| Task item |
Restate the data exactly, with nothing altered.

________________

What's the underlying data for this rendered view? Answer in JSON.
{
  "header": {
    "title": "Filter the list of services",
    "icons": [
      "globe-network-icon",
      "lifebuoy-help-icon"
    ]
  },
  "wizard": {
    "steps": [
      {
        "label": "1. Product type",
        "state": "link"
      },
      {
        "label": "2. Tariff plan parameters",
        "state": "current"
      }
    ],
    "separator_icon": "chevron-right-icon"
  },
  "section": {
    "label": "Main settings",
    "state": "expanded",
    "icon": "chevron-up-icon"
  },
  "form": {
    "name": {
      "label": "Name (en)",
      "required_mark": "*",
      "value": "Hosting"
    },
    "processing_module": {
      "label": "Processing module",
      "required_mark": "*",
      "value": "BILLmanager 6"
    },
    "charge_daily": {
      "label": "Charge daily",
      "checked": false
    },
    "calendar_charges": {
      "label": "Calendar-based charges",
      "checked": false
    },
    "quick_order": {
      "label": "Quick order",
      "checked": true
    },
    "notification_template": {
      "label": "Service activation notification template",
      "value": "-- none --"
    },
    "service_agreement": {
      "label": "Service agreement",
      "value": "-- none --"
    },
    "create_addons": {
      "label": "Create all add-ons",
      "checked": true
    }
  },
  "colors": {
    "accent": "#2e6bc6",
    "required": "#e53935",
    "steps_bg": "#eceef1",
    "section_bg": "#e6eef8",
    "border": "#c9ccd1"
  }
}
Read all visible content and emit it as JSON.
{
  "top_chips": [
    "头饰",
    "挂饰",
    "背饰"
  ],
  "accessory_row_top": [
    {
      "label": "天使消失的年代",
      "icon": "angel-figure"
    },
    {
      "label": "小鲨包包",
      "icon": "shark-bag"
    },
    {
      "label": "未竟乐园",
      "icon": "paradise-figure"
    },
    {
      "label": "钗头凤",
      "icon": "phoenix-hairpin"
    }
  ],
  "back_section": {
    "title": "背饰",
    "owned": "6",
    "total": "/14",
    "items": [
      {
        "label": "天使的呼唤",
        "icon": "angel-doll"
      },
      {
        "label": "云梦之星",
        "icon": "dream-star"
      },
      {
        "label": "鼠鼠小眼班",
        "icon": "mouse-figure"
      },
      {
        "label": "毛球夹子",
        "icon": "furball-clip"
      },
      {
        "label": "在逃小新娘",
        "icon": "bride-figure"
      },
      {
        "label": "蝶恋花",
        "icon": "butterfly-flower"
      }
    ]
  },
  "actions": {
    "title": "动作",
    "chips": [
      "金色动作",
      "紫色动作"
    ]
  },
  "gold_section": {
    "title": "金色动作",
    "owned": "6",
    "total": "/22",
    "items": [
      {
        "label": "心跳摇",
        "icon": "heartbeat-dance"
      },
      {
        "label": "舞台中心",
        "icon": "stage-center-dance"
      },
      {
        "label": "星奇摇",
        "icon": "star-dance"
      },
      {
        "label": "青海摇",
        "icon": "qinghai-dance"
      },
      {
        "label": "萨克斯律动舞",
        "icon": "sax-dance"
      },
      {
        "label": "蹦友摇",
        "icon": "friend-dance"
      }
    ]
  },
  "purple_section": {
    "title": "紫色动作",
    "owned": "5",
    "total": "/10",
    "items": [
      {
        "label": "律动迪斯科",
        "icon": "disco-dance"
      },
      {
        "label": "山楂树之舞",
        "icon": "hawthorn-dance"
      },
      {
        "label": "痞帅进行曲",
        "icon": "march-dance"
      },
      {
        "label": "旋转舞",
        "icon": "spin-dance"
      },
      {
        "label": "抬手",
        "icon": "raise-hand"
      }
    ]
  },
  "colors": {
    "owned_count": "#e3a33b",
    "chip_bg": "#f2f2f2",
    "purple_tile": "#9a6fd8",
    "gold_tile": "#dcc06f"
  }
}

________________

| Expected answer |
What's the underlying data for this rendered view? Answer in JSON.
{
  "header": {
    "title": "Filter the list of services",
    "icons": [
      "globe-network-icon",
      "lifebuoy-help-icon"
    ]
  },
  "wizard": {
    "steps": [
      {
        "label": "1. Product type",
        "state": "link"
      },
      {
        "label": "2. Tariff plan parameters",
        "state": "current"
      }
    ],
    "separator_icon": "chevron-right-icon"
  },
  "section": {
    "label": "Main settings",
    "state": "expanded",
    "icon": "chevron-up-icon"
  },
  "form": {
    "name": {
      "label": "Name (en)",
      "required_mark": "*",
      "value": "Hosting"
    },
    "processing_module": {
      "label": "Processing module",
      "required_mark": "*",
      "value": "BILLmanager 6"
    },
    "charge_daily": {
      "label": "Charge daily",
      "checked": false
    },
    "calendar_charges": {
      "label": "Calendar-based charges",
      "checked": false
    },
    "quick_order": {
      "label": "Quick order",
      "checked": true
    },
    "notification_template": {
      "label": "Service activation notification template",
      "value": "-- none --"
    },
    "service_agreement": {
      "label": "Service agreement",
      "value": "-- none --"
    },
    "create_addons": {
      "label": "Create all add-ons",
      "checked": true
    }
  },
  "colors": {
    "accent": "#2e6bc6",
    "required": "#e53935",
    "steps_bg": "#eceef1",
    "section_bg": "#e6eef8",
    "border": "#c9ccd1"
  }
}
Read all visible content and emit it as JSON.
{
  "top_chips": [
    "头饰",
    "挂饰",
    "背饰"
  ],
  "accessory_row_top": [
    {
      "label": "天使消失的年代",
      "icon": "angel-figure"
    },
    {
      "label": "小鲨包包",
      "icon": "shark-bag"
    },
    {
      "label": "未竟乐园",
      "icon": "paradise-figure"
    },
    {
      "label": "钗头凤",
      "icon": "phoenix-hairpin"
    }
  ],
  "back_section": {
    "title": "背饰",
    "owned": "6",
    "total": "/14",
    "items": [
      {
        "label": "天使的呼唤",
        "icon": "angel-doll"
      },
      {
        "label": "云梦之星",
        "icon": "dream-star"
      },
      {
        "label": "鼠鼠小眼班",
        "icon": "mouse-figure"
      },
      {
        "label": "毛球夹子",
        "icon": "furball-clip"
      },
      {
        "label": "在逃小新娘",
        "icon": "bride-figure"
      },
      {
        "label": "蝶恋花",
        "icon": "butterfly-flower"
      }
    ]
  },
  "actions": {
    "title": "动作",
    "chips": [
      "金色动作",
      "紫色动作"
    ]
  },
  "gold_section": {
    "title": "金色动作",
    "owned": "6",
    "total": "/22",
    "items": [
      {
        "label": "心跳摇",
        "icon": "heartbeat-dance"
      },
      {
        "label": "舞台中心",
        "icon": "stage-center-dance"
      },
      {
        "label": "星奇摇",
        "icon": "star-dance"
      },
      {
        "label": "青海摇",
        "icon": "qinghai-dance"
      },
      {
        "label": "萨克斯律动舞",
        "icon": "sax-dance"
      },
      {
        "label": "蹦友摇",
        "icon": "friend-dance"
      }
    ]
  },
  "purple_section": {
    "title": "紫色动作",
    "owned": "5",
    "total": "/10",
    "items": [
      {
        "label": "律动迪斯科",
        "icon": "disco-dance"
      },
      {
        "label": "山楂树之舞",
        "icon": "hawthorn-dance"
      },
      {
        "label": "痞帅进行曲",
        "icon": "march-dance"
      },
      {
        "label": "旋转舞",
        "icon": "spin-dance"
      },
      {
        "label": "抬手",
        "icon": "raise-hand"
      }
    ]
  },
  "colors": {
    "owned_count": "#e3a33b",
    "chip_bg": "#f2f2f2",
    "purple_tile": "#9a6fd8",
    "gold_tile": "#dcc06f"
  }
}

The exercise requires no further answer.